One of the best known and most popular Dracula films is by Francis Ford Coppola. At the time he really hadn’t made a hit film since The Godfather, he was going bankrupt. So what better way to get out of debt than to make something that is pretty much a guaranteed thing that audiences will love? We got the scares for the boys and the romance for the girls and it equals Dracula. Many people ask me what is with the appeal of vampires? My opinion; it all equals sex. The dashing handsome man coming into the young lady’s room at night confessing his desire for her and her giving herself completely to him is not only romantic, but dangerous and filled with adventure. I always found it funny that Dracula was supposed to be the villain of the story, but he’s offering to take the girl on this incredible adventure through the world and time yet her usually bland boyfriend doesn’t want it that way so he rips her from that experience… I don’t know, maybe I just look at things too differently. However moving onto the film, Francis took on the classic tale claiming to be “Bram Stoker’s Dracula”, not really being 100% faithful to the novel and really over glamed it, however still made this into a very good movie.
In 1897, newly-qualified solicitor Jonathan Harker takes the Transylvanian Count Dracula as a client from his colleague R. M. Renfield, who has gone insane. Jonathan travels to Transylvania to arrange Dracula’s real estate acquisition in London, including Carfax Abbey. Jonathan meets Dracula, who discovers a picture of Harker’s fiancée, Mina, and believes that she is the reincarnation of Elisabeta, his long lost love. Dracula leaves Jonathan to be seduced by his brides and sails to England with boxes of his native soil, taking up residence at Carfax Abbey. In London, Dracula appearing young and handsome during daylight, meets and charms Mina.
When Mina receives word from Jonathan, who has escaped the castle and recovered at a convent, she travels to Romania to marry him. In his fury, Dracula transforms Lucy, her best friend, into a vampire. The men: Van Helsing, Holmwood, Seward and Morris kill Lucy. After Jonathan and Mina return to London, Jonathan and Van Helsing lead the others to Carfax Abbey, where they destroy the Count’s boxes of soil. Dracula confesses that he murdered Lucy and has been terrorizing Mina’s friends, but a confused and angry Mina admits that she still loves him and remembers her previous life as Elisabeta. At her insistence, Dracula begins transforming her into a vampire. The men are now determined to save her before her transformation is complete by killing Dracula.
What makes this film so special compared to other Dracula movies?

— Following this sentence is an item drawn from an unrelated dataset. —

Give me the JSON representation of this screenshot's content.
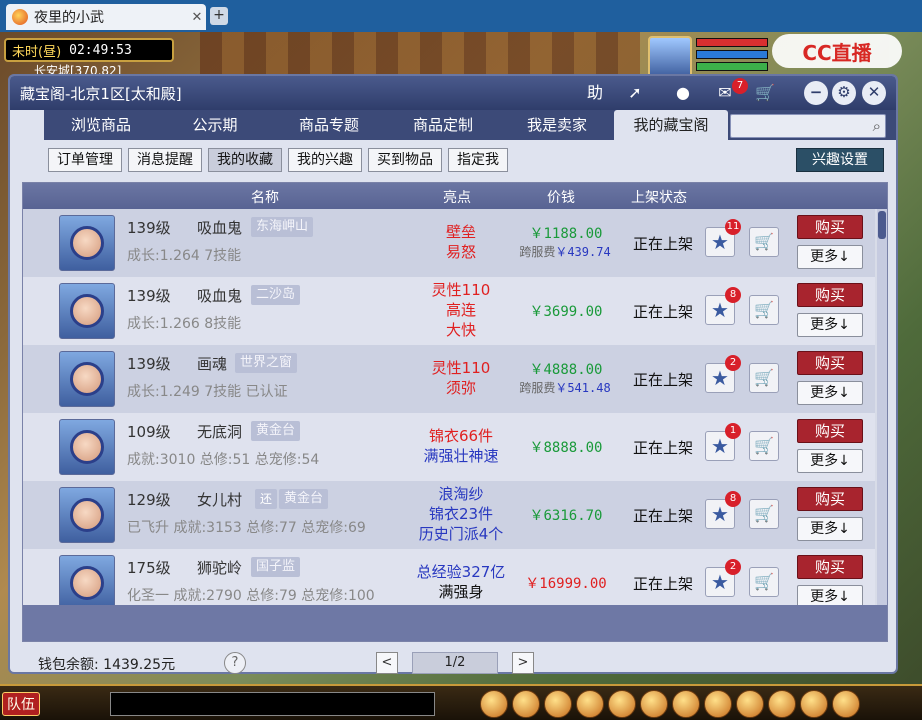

I think it was Gary Oldman’s performance, he made a very memorable Dracula. Ranging from creepy and disturbing to romantic and charming. I think a lot of people connected with the love story, even if it was over romanticized, a lot of people would like to think that “love never dies” and someone would “cross oceans of time to find them”. Does the film have flaws; oh yeah. Between the laugh fest that was the battle of the bad accents between Keanu Reeves and Winona Ryder. There are scenes that are very over the top and over acted, sometimes also equaling a little too MTV generation. However, you cannot deny that the style of the film is absolutely memorizing and very elegant. The costumes and sets are very stunning and who could forget Dracula’s “butt” hair-do? This film has had so many parodies making fun of the lines and hair, but I think that goes to show the impact that the film had. It also started a stream of the Universal Studio remakes with “Mary Shelley’s Frankenstein” and “Wolf” later on. The film may be flawed, but I still love it. It’s not faithful to the novel, but gets more things correct compared to other films like Dracula’s death and some lines directly taken from the novel like “Yes, I too can love”. I think this will go down in the horror classics when it comes to vampire movies, it’s got class, violence, blood, style and a lot of sex appeal.